-- REQUIREMENT --
Scan the lines below for the word "charging". Copy each line you find it in.

** Opening EXTRACTED DATA block **

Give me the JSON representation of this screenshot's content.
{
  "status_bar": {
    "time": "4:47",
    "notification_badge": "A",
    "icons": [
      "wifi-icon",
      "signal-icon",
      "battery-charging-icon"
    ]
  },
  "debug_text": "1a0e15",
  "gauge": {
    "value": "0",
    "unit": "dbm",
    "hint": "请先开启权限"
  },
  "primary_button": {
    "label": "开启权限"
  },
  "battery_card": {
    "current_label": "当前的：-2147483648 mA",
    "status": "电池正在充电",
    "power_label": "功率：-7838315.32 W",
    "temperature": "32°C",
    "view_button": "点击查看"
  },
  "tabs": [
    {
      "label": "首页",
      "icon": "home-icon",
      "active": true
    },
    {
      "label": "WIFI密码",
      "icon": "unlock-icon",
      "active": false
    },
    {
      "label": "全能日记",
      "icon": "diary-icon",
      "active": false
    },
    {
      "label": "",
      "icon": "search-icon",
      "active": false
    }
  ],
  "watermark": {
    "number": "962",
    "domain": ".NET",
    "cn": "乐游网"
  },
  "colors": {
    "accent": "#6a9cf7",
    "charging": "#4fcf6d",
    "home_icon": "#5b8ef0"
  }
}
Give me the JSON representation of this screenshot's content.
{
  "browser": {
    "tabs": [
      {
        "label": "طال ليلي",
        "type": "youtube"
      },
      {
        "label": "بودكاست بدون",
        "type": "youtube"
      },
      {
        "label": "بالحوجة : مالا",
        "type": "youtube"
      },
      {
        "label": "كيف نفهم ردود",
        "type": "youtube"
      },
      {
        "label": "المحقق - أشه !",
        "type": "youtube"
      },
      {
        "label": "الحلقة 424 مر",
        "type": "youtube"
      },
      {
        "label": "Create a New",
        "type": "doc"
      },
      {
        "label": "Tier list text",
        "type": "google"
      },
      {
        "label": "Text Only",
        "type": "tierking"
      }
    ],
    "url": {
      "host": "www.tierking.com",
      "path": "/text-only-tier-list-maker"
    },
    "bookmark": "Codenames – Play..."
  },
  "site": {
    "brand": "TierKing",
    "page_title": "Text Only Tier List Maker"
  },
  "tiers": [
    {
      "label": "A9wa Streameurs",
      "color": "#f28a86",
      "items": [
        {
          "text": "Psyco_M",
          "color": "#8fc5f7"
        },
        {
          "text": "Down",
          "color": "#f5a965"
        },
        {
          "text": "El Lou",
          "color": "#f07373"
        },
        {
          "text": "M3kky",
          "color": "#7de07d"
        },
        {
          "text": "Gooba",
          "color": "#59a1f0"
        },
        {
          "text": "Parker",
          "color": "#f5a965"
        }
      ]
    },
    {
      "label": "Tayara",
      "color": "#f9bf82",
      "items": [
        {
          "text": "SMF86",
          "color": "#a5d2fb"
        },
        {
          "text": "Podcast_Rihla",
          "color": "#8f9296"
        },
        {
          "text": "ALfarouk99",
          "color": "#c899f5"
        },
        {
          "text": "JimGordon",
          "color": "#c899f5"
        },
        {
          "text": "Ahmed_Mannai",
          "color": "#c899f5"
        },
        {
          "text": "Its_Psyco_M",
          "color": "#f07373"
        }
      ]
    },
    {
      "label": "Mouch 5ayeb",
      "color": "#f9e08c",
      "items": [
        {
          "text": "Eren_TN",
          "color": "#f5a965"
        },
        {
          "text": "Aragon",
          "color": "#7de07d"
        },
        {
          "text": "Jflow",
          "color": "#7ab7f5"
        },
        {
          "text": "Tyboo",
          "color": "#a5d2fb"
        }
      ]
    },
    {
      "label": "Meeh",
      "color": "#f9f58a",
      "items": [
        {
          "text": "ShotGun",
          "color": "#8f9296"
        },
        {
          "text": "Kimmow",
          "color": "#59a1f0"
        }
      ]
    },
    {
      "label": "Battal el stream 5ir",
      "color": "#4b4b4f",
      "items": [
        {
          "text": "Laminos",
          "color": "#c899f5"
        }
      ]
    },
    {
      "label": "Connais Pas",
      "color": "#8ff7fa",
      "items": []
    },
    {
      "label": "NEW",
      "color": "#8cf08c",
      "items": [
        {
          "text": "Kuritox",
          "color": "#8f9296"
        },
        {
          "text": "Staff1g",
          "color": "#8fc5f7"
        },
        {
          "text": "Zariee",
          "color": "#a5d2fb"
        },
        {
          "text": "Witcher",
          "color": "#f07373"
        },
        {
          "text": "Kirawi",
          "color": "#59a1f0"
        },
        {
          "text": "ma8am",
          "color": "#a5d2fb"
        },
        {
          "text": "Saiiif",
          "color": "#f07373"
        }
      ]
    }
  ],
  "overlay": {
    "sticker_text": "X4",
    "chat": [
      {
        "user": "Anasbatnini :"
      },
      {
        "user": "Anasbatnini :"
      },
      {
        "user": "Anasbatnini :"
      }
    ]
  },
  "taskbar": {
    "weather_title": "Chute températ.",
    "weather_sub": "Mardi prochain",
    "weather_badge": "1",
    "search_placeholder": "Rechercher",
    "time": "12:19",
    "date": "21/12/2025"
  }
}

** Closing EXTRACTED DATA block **

-- SOLUTION TO THE EXERCISE --
      "battery-charging-icon"
    "charging": "#4fcf6d",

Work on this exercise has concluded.